CNET Senior Editor Dan Ackerman did a little experiment at E3, ditching his Netbook for an iPad. The purpose was to see how well the iPad fares as his writing, reporting, blogging, photo uploading device.
The attraction is definitely there and I understand fully why Ackerman did this experiment. I wouldn’t. A few minutes typing on the iPad at the Apple Store quickly answered that question for me. It’s a PITA just correctly typing out a URL, never mind an entire article. But I admire his courage. [Wonder if he cheated some nights and switched to his Netbook, which he did bring with him also?]
Read his story at: CNET.
In response to concerns that its contest rules simply appropriate entrants’ photos, Adorama has changed its rules so photographers retain the rights to their submitted pictures while granting Adorama the rights to use them in a non-exclusive [though regretably still "rrevocable, perpetual"] license.

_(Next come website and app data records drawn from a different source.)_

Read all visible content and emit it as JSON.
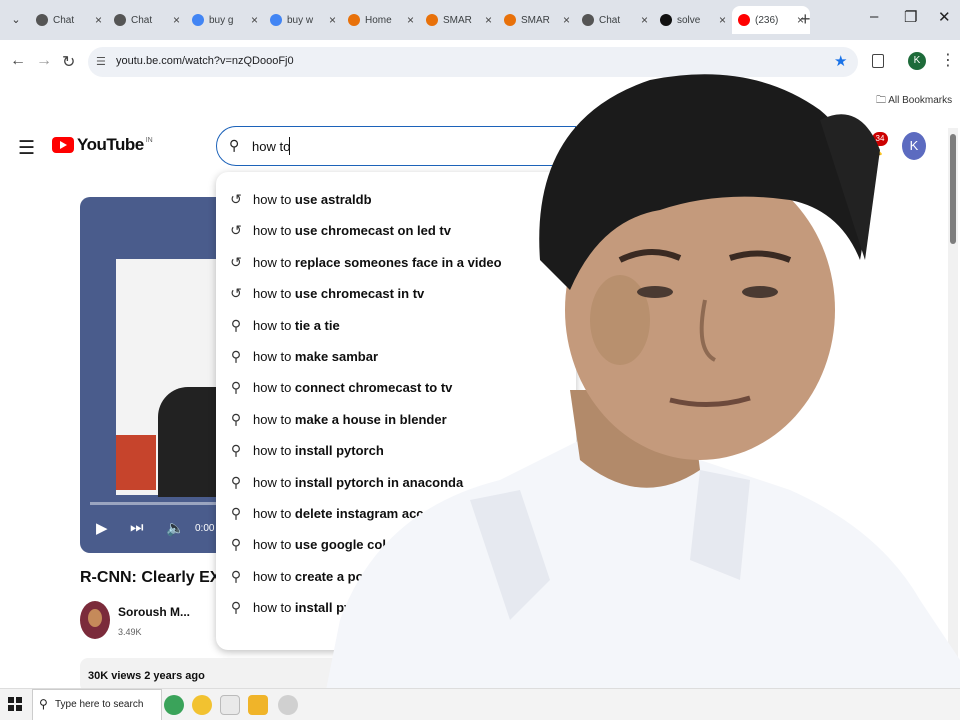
{
  "browser": {
    "tabs": [
      {
        "label": "Chat",
        "favicon": "chatgpt-icon",
        "color": "#555555"
      },
      {
        "label": "Chat",
        "favicon": "chatgpt-icon",
        "color": "#555555"
      },
      {
        "label": "buy g",
        "favicon": "google-icon",
        "color": "#4285f4"
      },
      {
        "label": "buy w",
        "favicon": "google-icon",
        "color": "#4285f4"
      },
      {
        "label": "Home",
        "favicon": "home-icon",
        "color": "#e8710a"
      },
      {
        "label": "SMAR",
        "favicon": "smart-icon",
        "color": "#e8710a"
      },
      {
        "label": "SMAR",
        "favicon": "smart-icon",
        "color": "#e8710a"
      },
      {
        "label": "Chat",
        "favicon": "chatgpt-icon",
        "color": "#555555"
      },
      {
        "label": "solve",
        "favicon": "github-icon",
        "color": "#111111"
      },
      {
        "label": "(236)",
        "favicon": "youtube-icon",
        "color": "#ff0000",
        "active": true
      }
    ],
    "url": "youtu.be.com/watch?v=nzQDoooFj0",
    "bookmarks_label": "All Bookmarks",
    "profile_initial": "K"
  },
  "youtube": {
    "logo_text": "YouTube",
    "logo_country": "IN",
    "search_query": "how to",
    "notification_count": "34",
    "avatar_initial": "K",
    "suggestions": [
      {
        "prefix": "how to ",
        "rest": "use astraldb",
        "type": "history"
      },
      {
        "prefix": "how to ",
        "rest": "use chromecast on led tv",
        "type": "history"
      },
      {
        "prefix": "how to ",
        "rest": "replace someones face in a video",
        "type": "history"
      },
      {
        "prefix": "how to ",
        "rest": "use chromecast in tv",
        "type": "history"
      },
      {
        "prefix": "how to ",
        "rest": "tie a tie",
        "type": "search"
      },
      {
        "prefix": "how to ",
        "rest": "make sambar",
        "type": "search"
      },
      {
        "prefix": "how to ",
        "rest": "connect chromecast to tv",
        "type": "search"
      },
      {
        "prefix": "how to ",
        "rest": "make a house in blender",
        "type": "search"
      },
      {
        "prefix": "how to ",
        "rest": "install pytorch",
        "type": "search"
      },
      {
        "prefix": "how to ",
        "rest": "install pytorch in anaconda",
        "type": "search"
      },
      {
        "prefix": "how to ",
        "rest": "delete instagram account",
        "type": "search"
      },
      {
        "prefix": "how to ",
        "rest": "use google colab",
        "type": "search"
      },
      {
        "prefix": "how to ",
        "rest": "create a pod",
        "type": "search"
      },
      {
        "prefix": "how to ",
        "rest": "install py",
        "type": "search"
      }
    ],
    "video": {
      "time": "0:00",
      "title": "R-CNN: Clearly EXPL",
      "channel": "Soroush M...",
      "subscribers": "3.49K",
      "meta": "30K views  2 years ago"
    }
  },
  "taskbar": {
    "search_placeholder": "Type here to search"
  }
}
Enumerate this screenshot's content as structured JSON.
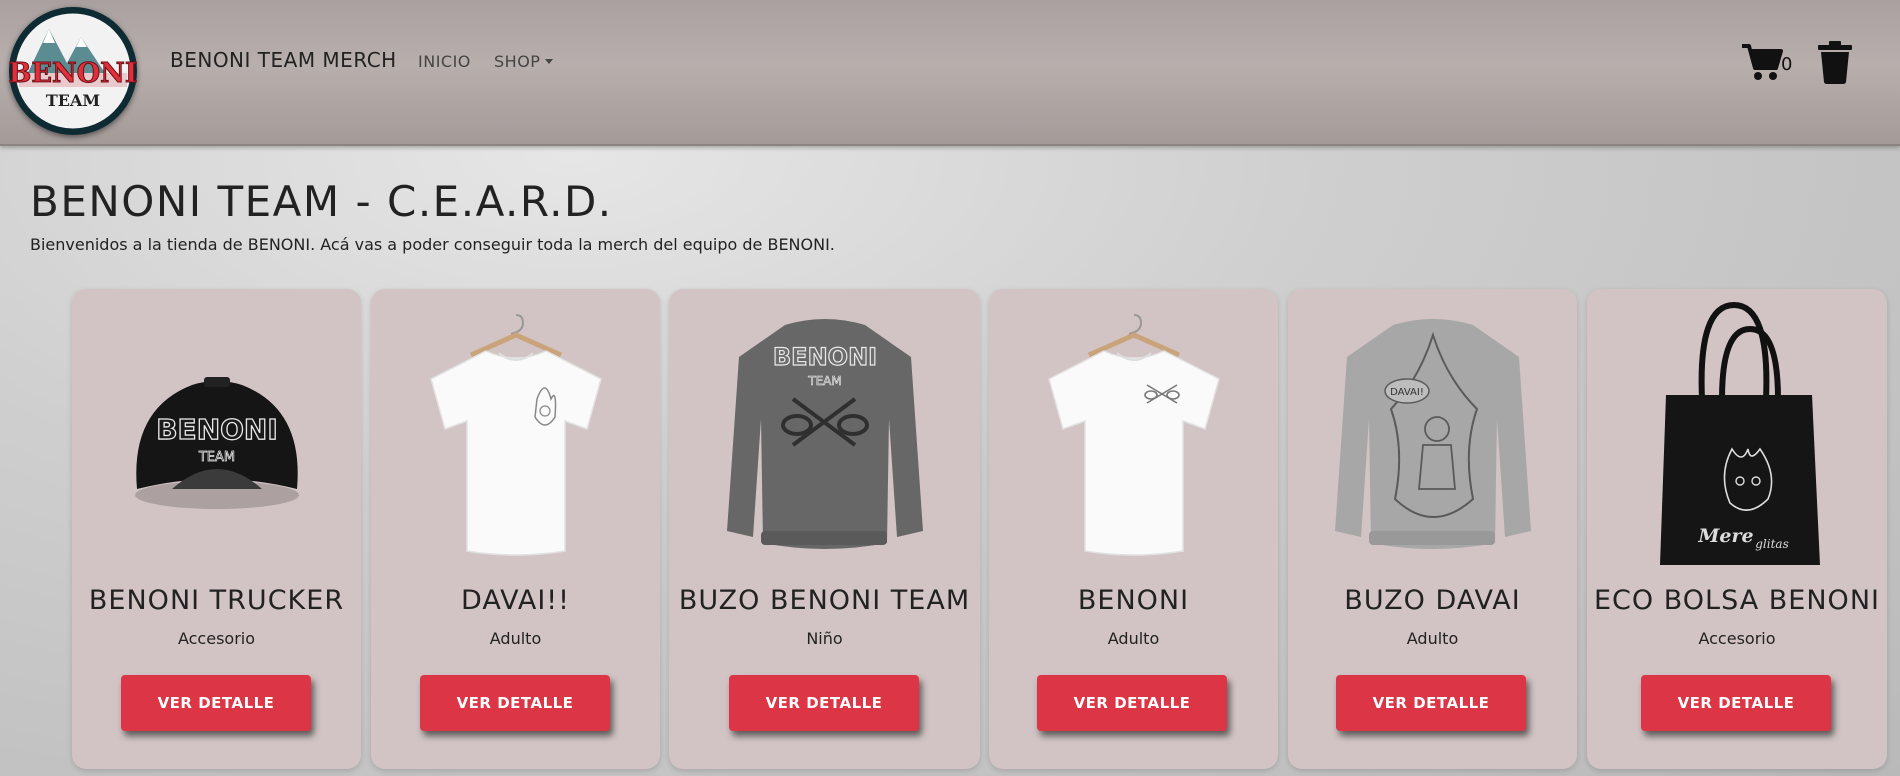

We still believe there should be a maximum of one year beyond which the pictures cannot be used without remuneration. Just our opinion.
Read the article at: Photo Attorney.
Scott Kelby has a great article on “HDR” — you know the over-the-top-kind — and whether to HDR your image or not. I like that part of his article:
If someone shows me a great HDR image, I’m like “Wow!” If they show me a few more, I’m like, “Those are good.” If they show me a book of them, after about the eighth page, I’m dying to see a regular un-HDR’d image. The novelty can wear off fast on me.
But read the surprising conclusion at: Photoshop Insider.